Records from a data source:
□ □ □ □ □

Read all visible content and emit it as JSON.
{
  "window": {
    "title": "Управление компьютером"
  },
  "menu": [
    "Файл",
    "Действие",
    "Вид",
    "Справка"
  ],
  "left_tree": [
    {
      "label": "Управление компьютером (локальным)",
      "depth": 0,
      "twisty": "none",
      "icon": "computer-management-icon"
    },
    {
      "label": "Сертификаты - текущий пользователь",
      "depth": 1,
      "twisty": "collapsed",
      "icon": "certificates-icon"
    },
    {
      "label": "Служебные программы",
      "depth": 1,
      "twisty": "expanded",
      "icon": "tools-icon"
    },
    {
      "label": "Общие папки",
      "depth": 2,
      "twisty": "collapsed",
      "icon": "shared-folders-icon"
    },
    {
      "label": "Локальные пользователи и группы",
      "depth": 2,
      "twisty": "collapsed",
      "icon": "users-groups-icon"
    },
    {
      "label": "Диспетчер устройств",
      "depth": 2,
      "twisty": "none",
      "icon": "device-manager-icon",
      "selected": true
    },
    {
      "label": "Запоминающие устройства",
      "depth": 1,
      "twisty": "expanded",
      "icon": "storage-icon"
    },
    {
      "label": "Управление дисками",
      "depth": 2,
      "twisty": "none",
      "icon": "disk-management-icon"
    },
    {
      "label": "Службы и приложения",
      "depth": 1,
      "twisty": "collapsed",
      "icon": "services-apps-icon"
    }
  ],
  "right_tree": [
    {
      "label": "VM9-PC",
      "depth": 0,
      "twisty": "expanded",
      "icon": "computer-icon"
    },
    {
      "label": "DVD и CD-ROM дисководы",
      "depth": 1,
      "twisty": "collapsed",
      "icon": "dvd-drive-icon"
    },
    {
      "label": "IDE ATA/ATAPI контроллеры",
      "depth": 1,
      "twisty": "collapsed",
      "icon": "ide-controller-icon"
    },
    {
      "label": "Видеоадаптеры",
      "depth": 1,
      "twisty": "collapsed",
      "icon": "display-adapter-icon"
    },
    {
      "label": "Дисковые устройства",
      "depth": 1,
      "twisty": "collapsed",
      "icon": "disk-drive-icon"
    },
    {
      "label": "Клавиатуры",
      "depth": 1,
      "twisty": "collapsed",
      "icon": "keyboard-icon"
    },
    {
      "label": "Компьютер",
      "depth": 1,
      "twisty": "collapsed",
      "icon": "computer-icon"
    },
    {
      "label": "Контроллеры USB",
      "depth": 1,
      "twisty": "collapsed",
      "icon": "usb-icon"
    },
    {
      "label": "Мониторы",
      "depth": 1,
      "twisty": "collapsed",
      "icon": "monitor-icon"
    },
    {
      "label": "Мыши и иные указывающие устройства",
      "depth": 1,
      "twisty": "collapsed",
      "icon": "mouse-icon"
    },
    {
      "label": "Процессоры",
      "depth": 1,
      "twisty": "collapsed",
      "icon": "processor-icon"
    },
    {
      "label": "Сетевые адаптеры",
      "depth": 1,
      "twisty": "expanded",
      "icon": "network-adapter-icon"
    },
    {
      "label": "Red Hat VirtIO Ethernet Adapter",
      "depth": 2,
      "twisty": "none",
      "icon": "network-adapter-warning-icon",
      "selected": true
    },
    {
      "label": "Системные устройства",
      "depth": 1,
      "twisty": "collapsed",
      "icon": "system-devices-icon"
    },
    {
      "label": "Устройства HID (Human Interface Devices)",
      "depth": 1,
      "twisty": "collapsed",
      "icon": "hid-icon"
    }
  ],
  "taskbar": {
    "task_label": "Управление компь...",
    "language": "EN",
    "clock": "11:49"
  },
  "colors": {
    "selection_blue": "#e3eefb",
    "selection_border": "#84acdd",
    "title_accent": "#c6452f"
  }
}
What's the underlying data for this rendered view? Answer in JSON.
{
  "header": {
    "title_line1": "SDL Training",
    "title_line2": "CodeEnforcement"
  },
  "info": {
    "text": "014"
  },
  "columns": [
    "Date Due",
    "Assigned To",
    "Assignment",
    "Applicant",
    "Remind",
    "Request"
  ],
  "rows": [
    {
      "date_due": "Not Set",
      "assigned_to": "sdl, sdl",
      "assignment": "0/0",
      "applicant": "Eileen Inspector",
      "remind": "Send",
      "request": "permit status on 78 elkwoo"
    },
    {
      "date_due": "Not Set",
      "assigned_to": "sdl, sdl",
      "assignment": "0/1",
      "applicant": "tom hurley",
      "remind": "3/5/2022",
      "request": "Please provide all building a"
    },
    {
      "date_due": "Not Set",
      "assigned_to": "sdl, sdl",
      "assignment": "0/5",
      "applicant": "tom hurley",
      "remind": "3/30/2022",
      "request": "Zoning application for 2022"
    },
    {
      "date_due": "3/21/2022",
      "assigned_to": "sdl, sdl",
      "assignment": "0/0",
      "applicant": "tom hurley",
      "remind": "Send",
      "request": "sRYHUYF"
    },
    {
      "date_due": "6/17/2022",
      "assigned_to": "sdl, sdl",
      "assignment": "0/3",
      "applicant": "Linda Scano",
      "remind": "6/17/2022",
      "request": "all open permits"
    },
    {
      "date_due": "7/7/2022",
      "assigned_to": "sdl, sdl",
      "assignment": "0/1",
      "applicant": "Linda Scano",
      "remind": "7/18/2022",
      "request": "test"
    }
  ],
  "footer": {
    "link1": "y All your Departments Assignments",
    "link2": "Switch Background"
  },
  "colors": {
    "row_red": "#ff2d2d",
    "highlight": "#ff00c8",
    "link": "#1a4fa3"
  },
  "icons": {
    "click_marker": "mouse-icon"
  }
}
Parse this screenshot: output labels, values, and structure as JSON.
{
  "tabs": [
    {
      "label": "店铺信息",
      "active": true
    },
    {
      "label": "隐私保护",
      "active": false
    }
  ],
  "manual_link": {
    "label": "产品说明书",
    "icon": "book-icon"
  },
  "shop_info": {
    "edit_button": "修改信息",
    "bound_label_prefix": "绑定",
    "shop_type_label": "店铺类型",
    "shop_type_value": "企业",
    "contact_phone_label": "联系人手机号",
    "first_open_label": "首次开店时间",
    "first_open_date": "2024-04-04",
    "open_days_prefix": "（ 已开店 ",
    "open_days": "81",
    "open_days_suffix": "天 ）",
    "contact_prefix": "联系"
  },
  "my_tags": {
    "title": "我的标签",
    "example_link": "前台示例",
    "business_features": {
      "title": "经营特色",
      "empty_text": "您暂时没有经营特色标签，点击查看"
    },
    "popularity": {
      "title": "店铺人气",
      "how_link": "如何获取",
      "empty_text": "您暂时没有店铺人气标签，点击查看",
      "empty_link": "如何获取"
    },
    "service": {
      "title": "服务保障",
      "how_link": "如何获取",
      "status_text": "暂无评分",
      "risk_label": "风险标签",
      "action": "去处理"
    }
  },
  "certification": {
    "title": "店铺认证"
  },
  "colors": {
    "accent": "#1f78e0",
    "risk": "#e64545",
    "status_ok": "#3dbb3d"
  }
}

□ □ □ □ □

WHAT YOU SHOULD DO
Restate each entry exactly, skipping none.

WRITTEN REPLY
Read all visible content and emit it as JSON.
{
  "window": {
    "title": "Управление компьютером"
  },
  "menu": [
    "Файл",
    "Действие",
    "Вид",
    "Справка"
  ],
  "left_tree": [
    {
      "label": "Управление компьютером (локальным)",
      "depth": 0,
      "twisty": "none",
      "icon": "computer-management-icon"
    },
    {
      "label": "Сертификаты - текущий пользователь",
      "depth": 1,
      "twisty": "collapsed",
      "icon": "certificates-icon"
    },
    {
      "label": "Служебные программы",
      "depth": 1,
      "twisty": "expanded",
      "icon": "tools-icon"
    },
    {
      "label": "Общие папки",
      "depth": 2,
      "twisty": "collapsed",
      "icon": "shared-folders-icon"
    },
    {
      "label": "Локальные пользователи и группы",
      "depth": 2,
      "twisty": "collapsed",
      "icon": "users-groups-icon"
    },
    {
      "label": "Диспетчер устройств",
      "depth": 2,
      "twisty": "none",
      "icon": "device-manager-icon",
      "selected": true
    },
    {
      "label": "Запоминающие устройства",
      "depth": 1,
      "twisty": "expanded",
      "icon": "storage-icon"
    },
    {
      "label": "Управление дисками",
      "depth": 2,
      "twisty": "none",
      "icon": "disk-management-icon"
    },
    {
      "label": "Службы и приложения",
      "depth": 1,
      "twisty": "collapsed",
      "icon": "services-apps-icon"
    }
  ],
  "right_tree": [
    {
      "label": "VM9-PC",
      "depth": 0,
      "twisty": "expanded",
      "icon": "computer-icon"
    },
    {
      "label": "DVD и CD-ROM дисководы",
      "depth": 1,
      "twisty": "collapsed",
      "icon": "dvd-drive-icon"
    },
    {
      "label": "IDE ATA/ATAPI контроллеры",
      "depth": 1,
      "twisty": "collapsed",
      "icon": "ide-controller-icon"
    },
    {
      "label": "Видеоадаптеры",
      "depth": 1,
      "twisty": "collapsed",
      "icon": "display-adapter-icon"
    },
    {
      "label": "Дисковые устройства",
      "depth": 1,
      "twisty": "collapsed",
      "icon": "disk-drive-icon"
    },
    {
      "label": "Клавиатуры",
      "depth": 1,
      "twisty": "collapsed",
      "icon": "keyboard-icon"
    },
    {
      "label": "Компьютер",
      "depth": 1,
      "twisty": "collapsed",
      "icon": "computer-icon"
    },
    {
      "label": "Контроллеры USB",
      "depth": 1,
      "twisty": "collapsed",
      "icon": "usb-icon"
    },
    {
      "label": "Мониторы",
      "depth": 1,
      "twisty": "collapsed",
      "icon": "monitor-icon"
    },
    {
      "label": "Мыши и иные указывающие устройства",
      "depth": 1,
      "twisty": "collapsed",
      "icon": "mouse-icon"
    },
    {
      "label": "Процессоры",
      "depth": 1,
      "twisty": "collapsed",
      "icon": "processor-icon"
    },
    {
      "label": "Сетевые адаптеры",
      "depth": 1,
      "twisty": "expanded",
      "icon": "network-adapter-icon"
    },
    {
      "label": "Red Hat VirtIO Ethernet Adapter",
      "depth": 2,
      "twisty": "none",
      "icon": "network-adapter-warning-icon",
      "selected": true
    },
    {
      "label": "Системные устройства",
      "depth": 1,
      "twisty": "collapsed",
      "icon": "system-devices-icon"
    },
    {
      "label": "Устройства HID (Human Interface Devices)",
      "depth": 1,
      "twisty": "collapsed",
      "icon": "hid-icon"
    }
  ],
  "taskbar": {
    "task_label": "Управление компь...",
    "language": "EN",
    "clock": "11:49"
  },
  "colors": {
    "selection_blue": "#e3eefb",
    "selection_border": "#84acdd",
    "title_accent": "#c6452f"
  }
}
What's the underlying data for this rendered view? Answer in JSON.
{
  "header": {
    "title_line1": "SDL Training",
    "title_line2": "CodeEnforcement"
  },
  "info": {
    "text": "014"
  },
  "columns": [
    "Date Due",
    "Assigned To",
    "Assignment",
    "Applicant",
    "Remind",
    "Request"
  ],
  "rows": [
    {
      "date_due": "Not Set",
      "assigned_to": "sdl, sdl",
      "assignment": "0/0",
      "applicant": "Eileen Inspector",
      "remind": "Send",
      "request": "permit status on 78 elkwoo"
    },
    {
      "date_due": "Not Set",
      "assigned_to": "sdl, sdl",
      "assignment": "0/1",
      "applicant": "tom hurley",
      "remind": "3/5/2022",
      "request": "Please provide all building a"
    },
    {
      "date_due": "Not Set",
      "assigned_to": "sdl, sdl",
      "assignment": "0/5",
      "applicant": "tom hurley",
      "remind": "3/30/2022",
      "request": "Zoning application for 2022"
    },
    {
      "date_due": "3/21/2022",
      "assigned_to": "sdl, sdl",
      "assignment": "0/0",
      "applicant": "tom hurley",
      "remind": "Send",
      "request": "sRYHUYF"
    },
    {
      "date_due": "6/17/2022",
      "assigned_to": "sdl, sdl",
      "assignment": "0/3",
      "applicant": "Linda Scano",
      "remind": "6/17/2022",
      "request": "all open permits"
    },
    {
      "date_due": "7/7/2022",
      "assigned_to": "sdl, sdl",
      "assignment": "0/1",
      "applicant": "Linda Scano",
      "remind": "7/18/2022",
      "request": "test"
    }
  ],
  "footer": {
    "link1": "y All your Departments Assignments",
    "link2": "Switch Background"
  },
  "colors": {
    "row_red": "#ff2d2d",
    "highlight": "#ff00c8",
    "link": "#1a4fa3"
  },
  "icons": {
    "click_marker": "mouse-icon"
  }
}
Parse this screenshot: output labels, values, and structure as JSON.
{
  "tabs": [
    {
      "label": "店铺信息",
      "active": true
    },
    {
      "label": "隐私保护",
      "active": false
    }
  ],
  "manual_link": {
    "label": "产品说明书",
    "icon": "book-icon"
  },
  "shop_info": {
    "edit_button": "修改信息",
    "bound_label_prefix": "绑定",
    "shop_type_label": "店铺类型",
    "shop_type_value": "企业",
    "contact_phone_label": "联系人手机号",
    "first_open_label": "首次开店时间",
    "first_open_date": "2024-04-04",
    "open_days_prefix": "（ 已开店 ",
    "open_days": "81",
    "open_days_suffix": "天 ）",
    "contact_prefix": "联系"
  },
  "my_tags": {
    "title": "我的标签",
    "example_link": "前台示例",
    "business_features": {
      "title": "经营特色",
      "empty_text": "您暂时没有经营特色标签，点击查看"
    },
    "popularity": {
      "title": "店铺人气",
      "how_link": "如何获取",
      "empty_text": "您暂时没有店铺人气标签，点击查看",
      "empty_link": "如何获取"
    },
    "service": {
      "title": "服务保障",
      "how_link": "如何获取",
      "status_text": "暂无评分",
      "risk_label": "风险标签",
      "action": "去处理"
    }
  },
  "certification": {
    "title": "店铺认证"
  },
  "colors": {
    "accent": "#1f78e0",
    "risk": "#e64545",
    "status_ok": "#3dbb3d"
  }
}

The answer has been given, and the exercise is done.